Aaron Harrison can't seem to decide if he's a slasher or a shooter, oscillating from 10 or more free-throw attempts in one game to two or fewer the next. The Harrison brother who was supposed to be the better shooter has made more than one three-pointer in just three games this season.
Meanwhile, Andrew Harrison has as many games with three or more assists as he has games with three or more turnovers, tallying seven in each category. It's been nice of him to consistently score between seven and 17 points in each game, but he needs to get more consistent with his ball control and court vision.
Throughout the last two games, though, James Young has emerged as a monster.
Young has back-to-back double-doubles after recording more than six rebounds just once in Kentucky's first 12 games. After averaging 1.7 assists and 0.7 steals throughout the first 12 games, he has averaged 4.5 and 1.5, respectively, in the last two contests.
Forget about double-teaming Randle. It might be about time to start considering a box-and-one defense against Young.
This team is still finding its legs, but it looks much more cohesive than it did a few weeks ago.
If they are finally putting it all together, pray tell, when will the Wildcats lose another game? The season finale at Florida might be a loss, but that's still two months away. If they win 16 straight games between now and then, they'll almost certainly make the transition from No. 14 back to the top spot in the country.

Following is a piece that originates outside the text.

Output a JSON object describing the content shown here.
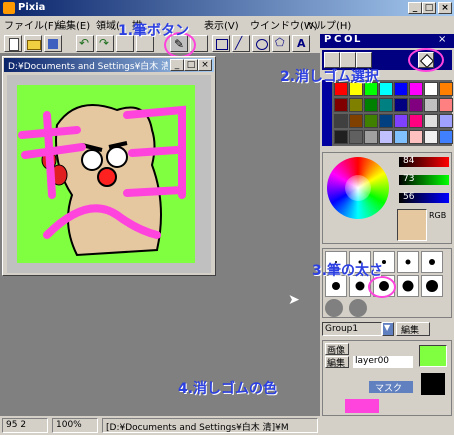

Kerry Miller covers college basketball for Bleacher Report. You can follow him on Twitter @kerrancejames.